Galilei discovered that the volume of a liquid changes with temperature, and the Galilei Glass utilizes this principle. The volume of the liquid increases with the temperature, while the volume of the glass beads remains virtually unchanged. Because it expands, the density of the liquid decreases. The buoyancy of the beads is equal to the mass of the displaced amount of liquid. Therefore, as the temperature rises, the fluid's carrying capacity decreases. This can be exploited by producing the balls with a few milligrams of difference in weight. The heaviest ball drops first, and thus has the lowest temperature indication and so on.
The Galilei glass is equipped with 4 glass balls, 18, 20, 22 and 24ºC. You read the temperature as follows -
18 ° C or less All 4 balls will be at the top
20 ° C 3 balls above, 1 ball below
22 ° C 2 balls above, 2 balls below
24 ° C 1 ball above, 3 balls below
Over 24 ° C All 4 balls collected below
When the temperature rises and a ball begins to sink, one can observe the interesting phenomenon that the ball drops very very slowly; why?
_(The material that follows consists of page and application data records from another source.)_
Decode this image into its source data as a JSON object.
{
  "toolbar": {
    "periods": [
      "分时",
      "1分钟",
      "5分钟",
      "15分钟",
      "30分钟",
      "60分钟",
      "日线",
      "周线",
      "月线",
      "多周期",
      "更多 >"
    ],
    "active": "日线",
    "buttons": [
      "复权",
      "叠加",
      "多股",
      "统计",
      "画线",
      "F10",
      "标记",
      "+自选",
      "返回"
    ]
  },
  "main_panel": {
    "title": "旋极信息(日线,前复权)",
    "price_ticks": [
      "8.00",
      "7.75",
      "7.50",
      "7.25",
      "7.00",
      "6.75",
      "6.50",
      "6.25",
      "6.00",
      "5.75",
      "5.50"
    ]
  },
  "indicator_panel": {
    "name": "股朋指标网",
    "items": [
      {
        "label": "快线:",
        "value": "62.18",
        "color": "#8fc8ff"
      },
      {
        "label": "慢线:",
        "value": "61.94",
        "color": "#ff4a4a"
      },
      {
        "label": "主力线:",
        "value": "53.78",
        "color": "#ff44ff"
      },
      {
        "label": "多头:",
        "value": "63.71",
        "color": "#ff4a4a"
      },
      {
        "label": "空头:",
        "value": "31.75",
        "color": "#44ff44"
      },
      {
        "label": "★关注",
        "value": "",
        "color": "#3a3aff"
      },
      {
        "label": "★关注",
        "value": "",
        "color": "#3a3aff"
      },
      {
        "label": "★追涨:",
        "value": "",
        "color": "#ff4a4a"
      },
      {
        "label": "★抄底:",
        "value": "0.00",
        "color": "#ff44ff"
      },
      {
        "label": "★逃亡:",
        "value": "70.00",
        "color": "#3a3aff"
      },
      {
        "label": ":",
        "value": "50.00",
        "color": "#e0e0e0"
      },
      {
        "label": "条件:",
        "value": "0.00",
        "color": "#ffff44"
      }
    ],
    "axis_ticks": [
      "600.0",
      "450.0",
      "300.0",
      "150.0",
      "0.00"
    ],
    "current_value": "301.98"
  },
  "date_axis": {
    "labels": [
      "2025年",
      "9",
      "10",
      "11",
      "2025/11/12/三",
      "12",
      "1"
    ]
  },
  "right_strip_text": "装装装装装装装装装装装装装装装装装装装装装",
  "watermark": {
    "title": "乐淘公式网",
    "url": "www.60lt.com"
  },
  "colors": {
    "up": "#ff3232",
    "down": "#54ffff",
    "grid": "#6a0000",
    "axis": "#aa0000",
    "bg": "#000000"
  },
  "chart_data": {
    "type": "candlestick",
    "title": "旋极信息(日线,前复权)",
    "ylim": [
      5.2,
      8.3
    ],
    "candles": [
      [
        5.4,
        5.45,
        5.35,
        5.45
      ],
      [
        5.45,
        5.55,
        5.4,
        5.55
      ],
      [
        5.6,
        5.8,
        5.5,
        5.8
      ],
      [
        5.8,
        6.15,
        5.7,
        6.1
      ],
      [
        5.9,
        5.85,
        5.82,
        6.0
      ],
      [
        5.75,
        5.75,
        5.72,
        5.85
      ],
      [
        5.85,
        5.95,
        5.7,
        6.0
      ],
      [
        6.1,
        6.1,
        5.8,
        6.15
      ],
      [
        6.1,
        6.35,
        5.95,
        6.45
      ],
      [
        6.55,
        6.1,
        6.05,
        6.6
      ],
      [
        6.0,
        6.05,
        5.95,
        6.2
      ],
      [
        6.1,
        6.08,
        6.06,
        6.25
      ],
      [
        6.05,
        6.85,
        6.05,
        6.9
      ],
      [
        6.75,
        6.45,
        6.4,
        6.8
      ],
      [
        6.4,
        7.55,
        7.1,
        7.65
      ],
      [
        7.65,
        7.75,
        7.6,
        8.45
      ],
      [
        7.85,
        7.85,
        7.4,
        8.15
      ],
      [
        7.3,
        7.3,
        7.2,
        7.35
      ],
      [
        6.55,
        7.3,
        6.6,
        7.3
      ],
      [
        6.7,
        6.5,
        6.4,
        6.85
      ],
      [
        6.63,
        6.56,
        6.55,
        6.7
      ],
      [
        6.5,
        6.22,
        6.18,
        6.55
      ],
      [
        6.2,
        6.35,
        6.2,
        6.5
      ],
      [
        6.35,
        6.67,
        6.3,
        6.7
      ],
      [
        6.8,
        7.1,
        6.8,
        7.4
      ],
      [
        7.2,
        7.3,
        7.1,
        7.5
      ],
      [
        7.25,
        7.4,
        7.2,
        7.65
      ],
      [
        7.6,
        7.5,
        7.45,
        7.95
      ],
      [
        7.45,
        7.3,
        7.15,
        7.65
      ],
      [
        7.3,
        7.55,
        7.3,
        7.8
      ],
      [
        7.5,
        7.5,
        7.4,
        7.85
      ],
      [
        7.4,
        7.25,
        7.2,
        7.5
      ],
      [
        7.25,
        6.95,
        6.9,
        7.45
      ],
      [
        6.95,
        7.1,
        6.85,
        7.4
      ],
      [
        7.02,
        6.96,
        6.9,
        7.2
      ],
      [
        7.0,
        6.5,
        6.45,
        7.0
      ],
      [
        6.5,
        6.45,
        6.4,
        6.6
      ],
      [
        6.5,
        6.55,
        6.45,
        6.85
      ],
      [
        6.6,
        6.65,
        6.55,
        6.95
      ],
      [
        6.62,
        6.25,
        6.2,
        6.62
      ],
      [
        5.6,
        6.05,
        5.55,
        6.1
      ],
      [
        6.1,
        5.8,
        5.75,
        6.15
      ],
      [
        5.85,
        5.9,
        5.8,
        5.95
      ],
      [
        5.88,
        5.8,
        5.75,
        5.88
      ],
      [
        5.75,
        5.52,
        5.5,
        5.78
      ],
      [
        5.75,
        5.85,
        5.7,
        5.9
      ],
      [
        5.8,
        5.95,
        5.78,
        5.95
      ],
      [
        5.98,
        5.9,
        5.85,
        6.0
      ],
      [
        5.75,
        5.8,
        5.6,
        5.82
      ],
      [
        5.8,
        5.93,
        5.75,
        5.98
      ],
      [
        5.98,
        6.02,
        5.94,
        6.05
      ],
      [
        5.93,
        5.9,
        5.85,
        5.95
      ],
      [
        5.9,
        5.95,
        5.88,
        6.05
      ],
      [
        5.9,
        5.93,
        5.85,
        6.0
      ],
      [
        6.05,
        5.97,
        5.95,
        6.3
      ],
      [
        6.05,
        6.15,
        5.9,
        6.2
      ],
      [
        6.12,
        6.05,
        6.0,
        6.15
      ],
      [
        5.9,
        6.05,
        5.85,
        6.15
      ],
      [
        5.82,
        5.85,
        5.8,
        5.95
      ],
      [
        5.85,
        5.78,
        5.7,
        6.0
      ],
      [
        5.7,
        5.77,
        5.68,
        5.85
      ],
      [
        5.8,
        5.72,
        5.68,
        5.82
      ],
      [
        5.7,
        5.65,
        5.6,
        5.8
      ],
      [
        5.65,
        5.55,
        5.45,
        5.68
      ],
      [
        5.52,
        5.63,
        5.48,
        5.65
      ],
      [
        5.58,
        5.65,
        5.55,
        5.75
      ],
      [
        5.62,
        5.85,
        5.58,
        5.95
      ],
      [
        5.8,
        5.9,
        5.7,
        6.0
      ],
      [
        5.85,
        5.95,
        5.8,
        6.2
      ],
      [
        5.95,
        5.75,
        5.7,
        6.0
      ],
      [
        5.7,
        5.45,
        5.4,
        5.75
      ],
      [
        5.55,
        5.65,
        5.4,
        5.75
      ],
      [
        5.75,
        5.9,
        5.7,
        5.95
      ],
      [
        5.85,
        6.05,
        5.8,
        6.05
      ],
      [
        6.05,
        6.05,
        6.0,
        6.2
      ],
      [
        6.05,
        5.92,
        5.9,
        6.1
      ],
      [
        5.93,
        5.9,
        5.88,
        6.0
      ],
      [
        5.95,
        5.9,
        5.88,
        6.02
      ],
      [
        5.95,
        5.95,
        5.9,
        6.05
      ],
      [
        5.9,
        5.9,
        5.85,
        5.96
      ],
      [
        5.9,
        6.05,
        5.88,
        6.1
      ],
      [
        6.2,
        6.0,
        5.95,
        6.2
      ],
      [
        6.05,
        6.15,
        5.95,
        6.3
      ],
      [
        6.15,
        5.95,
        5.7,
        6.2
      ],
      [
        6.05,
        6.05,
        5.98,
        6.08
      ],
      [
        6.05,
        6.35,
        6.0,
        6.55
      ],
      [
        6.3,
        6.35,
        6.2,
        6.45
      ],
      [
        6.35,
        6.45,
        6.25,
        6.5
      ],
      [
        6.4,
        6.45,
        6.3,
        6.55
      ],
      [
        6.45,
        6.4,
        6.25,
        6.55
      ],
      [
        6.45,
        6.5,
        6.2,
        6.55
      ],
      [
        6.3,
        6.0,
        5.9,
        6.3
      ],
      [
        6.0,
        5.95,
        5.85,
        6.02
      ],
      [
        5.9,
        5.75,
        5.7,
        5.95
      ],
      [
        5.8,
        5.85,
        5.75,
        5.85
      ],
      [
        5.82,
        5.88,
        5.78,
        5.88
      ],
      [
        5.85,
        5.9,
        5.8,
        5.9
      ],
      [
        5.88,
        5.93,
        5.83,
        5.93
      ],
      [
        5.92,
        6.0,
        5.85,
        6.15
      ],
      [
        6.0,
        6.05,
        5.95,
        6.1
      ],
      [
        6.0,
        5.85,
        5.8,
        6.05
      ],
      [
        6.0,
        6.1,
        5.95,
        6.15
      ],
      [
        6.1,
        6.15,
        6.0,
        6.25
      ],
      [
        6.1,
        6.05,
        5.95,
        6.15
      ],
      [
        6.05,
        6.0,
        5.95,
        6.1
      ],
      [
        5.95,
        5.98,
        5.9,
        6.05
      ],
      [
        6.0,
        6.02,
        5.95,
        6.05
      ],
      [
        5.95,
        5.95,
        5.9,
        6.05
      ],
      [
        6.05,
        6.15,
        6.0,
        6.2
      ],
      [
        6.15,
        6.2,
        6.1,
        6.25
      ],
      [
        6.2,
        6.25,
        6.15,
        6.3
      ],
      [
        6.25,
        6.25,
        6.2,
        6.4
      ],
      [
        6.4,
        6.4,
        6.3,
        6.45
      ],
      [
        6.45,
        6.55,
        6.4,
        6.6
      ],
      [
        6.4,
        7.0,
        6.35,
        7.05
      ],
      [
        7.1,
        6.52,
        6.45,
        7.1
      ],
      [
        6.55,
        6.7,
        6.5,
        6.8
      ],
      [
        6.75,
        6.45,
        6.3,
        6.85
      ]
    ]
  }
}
When
the liquid is heated in the glass, the hot liquid will look upwards and a layer splitting occurs , so that the liquid at the top of the glass is quite a bit warmer than the liquid at the bottom. When, for example, The 20º ball thus floats in the middle of the glass, assuming that the temperature is 21º.
Finished in brass, the Galilei Glass comes complete with a holder, allowing it to be wall hung. 145mm high